Admittedly, people could not think of the purpose of their life and they could not try to change it as it was against God’s will. Of course, this was beneficial for the clergy who could take complete control over people who had to work and be almost slaves of the priests and nobility.
The fight of angels and demons for people’s souls is also an important allegory used by priests. Thus, dying people are often depicted in the center of the battle. The battle stands for passions that can overcome people and people’s duty to resist temptations. Again, these temptations are not only connected with such simple things as being good to people and living simple lives.
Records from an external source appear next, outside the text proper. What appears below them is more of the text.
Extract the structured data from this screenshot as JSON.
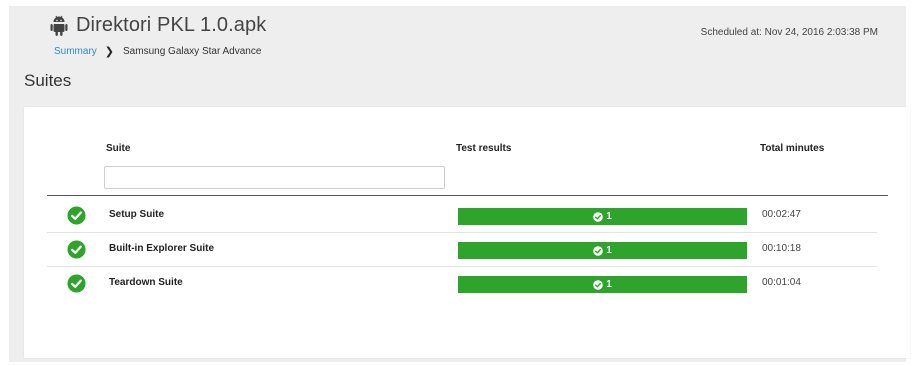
{
  "header": {
    "app_icon": "android-icon",
    "title": "Direktori PKL 1.0.apk",
    "scheduled": "Scheduled at: Nov 24, 2016 2:03:38 PM"
  },
  "breadcrumb": {
    "root": "Summary",
    "current": "Samsung Galaxy Star Advance"
  },
  "section_title": "Suites",
  "table": {
    "columns": {
      "suite": "Suite",
      "results": "Test results",
      "minutes": "Total minutes"
    },
    "filter": {
      "value": "",
      "placeholder": ""
    },
    "rows": [
      {
        "status_icon": "check-circle-icon",
        "name": "Setup Suite",
        "passed": "1",
        "minutes": "00:02:47"
      },
      {
        "status_icon": "check-circle-icon",
        "name": "Built-in Explorer Suite",
        "passed": "1",
        "minutes": "00:10:18"
      },
      {
        "status_icon": "check-circle-icon",
        "name": "Teardown Suite",
        "passed": "1",
        "minutes": "00:01:04"
      }
    ]
  },
  "colors": {
    "pass_green": "#2ea42c",
    "link_blue": "#2b8cc4"
  }
}
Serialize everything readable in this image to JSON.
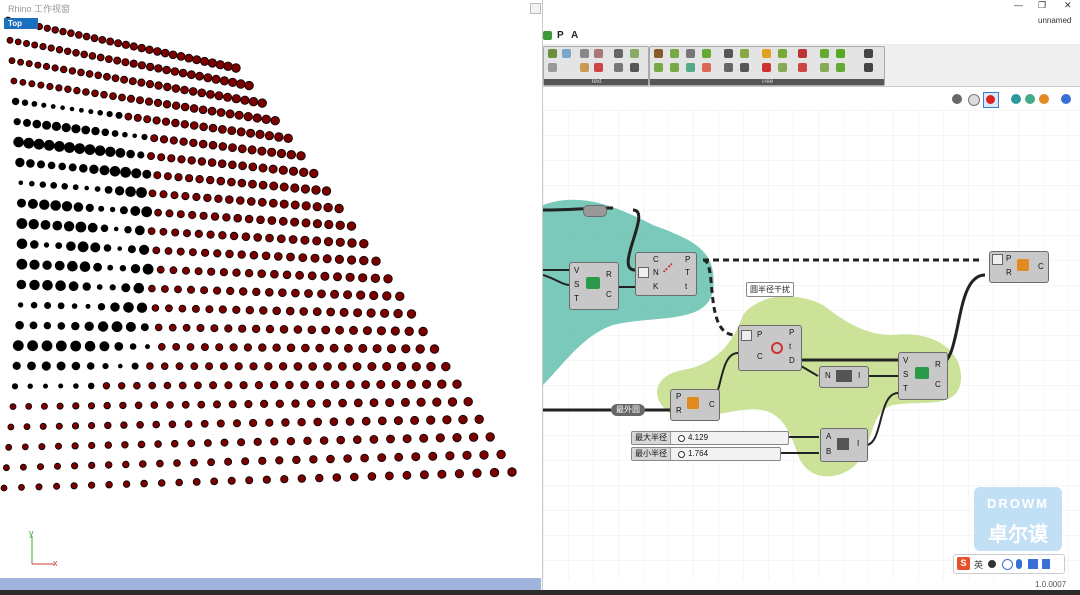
{
  "rhino": {
    "title": "Rhino 工作视窗",
    "viewport_label": "Top",
    "axis_y": "y",
    "axis_x": "x"
  },
  "grasshopper": {
    "doc_name": "unnamed",
    "menu": [
      "P",
      "A"
    ],
    "toolbar_groups": [
      "Text",
      "Tree"
    ],
    "version": "1.0.0007"
  },
  "components": {
    "panel_label": "圆半径干扰",
    "top_left": {
      "inputs": [
        "C",
        "N",
        "K"
      ],
      "outputs": [
        "P",
        "T",
        "t"
      ]
    },
    "swc1": {
      "inputs": [
        "V",
        "S",
        "T"
      ],
      "outputs": [
        "R",
        "C"
      ]
    },
    "circle1": {
      "inputs": [
        "P",
        "R"
      ],
      "outputs": [
        "C"
      ]
    },
    "closest": {
      "inputs": [
        "P",
        "C"
      ],
      "outputs": [
        "P",
        "t",
        "D"
      ]
    },
    "number": {
      "inputs": [
        "N"
      ],
      "outputs": [
        "I"
      ]
    },
    "swc2": {
      "inputs": [
        "V",
        "S",
        "T"
      ],
      "outputs": [
        "R",
        "C"
      ]
    },
    "circle2": {
      "inputs": [
        "P",
        "R"
      ],
      "outputs": [
        "C"
      ]
    },
    "bounds": {
      "inputs": [
        "A",
        "B"
      ],
      "outputs": [
        "I"
      ]
    },
    "outer_circle_label": "最外圆"
  },
  "sliders": [
    {
      "label": "最大半径",
      "value": "4.129"
    },
    {
      "label": "最小半径",
      "value": "1.764"
    }
  ],
  "watermark": {
    "en": "DROWM",
    "cn": "卓尔谟"
  },
  "ime": {
    "lang": "英"
  },
  "colors": {
    "dot_black": "#000000",
    "dot_red": "#7a0000",
    "group_teal": "#6cc3b3",
    "group_green": "#c7df8e",
    "accent_blue": "#1c6fbe"
  }
}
One of major virtues was being submissive and following the rules set by priests. Therefore, the battle of demons and angels is a reminder for people to live in a righteous way to get the most important thing in the world, afterlife in paradise.
Another important allegory is the Last Judgment. Apart from the judgment right after death, all souls are bound to be judged when the Doomsday comes. This is another trial all people have to remember of. The priests used this allegory quite often as they used it as a tool to make people obedient.
A very widespread allegory was also the idea of witchcraft. The priests started the war on witchcraft which was, in reality, in the vast majority of cases, a struggle against disobedience or attempts to think differently. A person could be condemned as a witch for trying to question the order established by the priests and/or nobility.
Thus, scientists who tried to reveal secrets of nature or women who could treat people with herbs were all seen as witches as they tried to do what only priests could do. Saving people or explaining secrets of nature were complete responsibilities of the priests who stressed that they were instruments of god. Clearly, this was a strong allegory as the priests created horrific pictures in people’s minds and they could keep all people in obedience.
Vitz, Evelyn Birge. Medieval Narratives and Modern Narratology: Subjects and Objects of Desire. New York, NY: NYU Press, 1992. Print.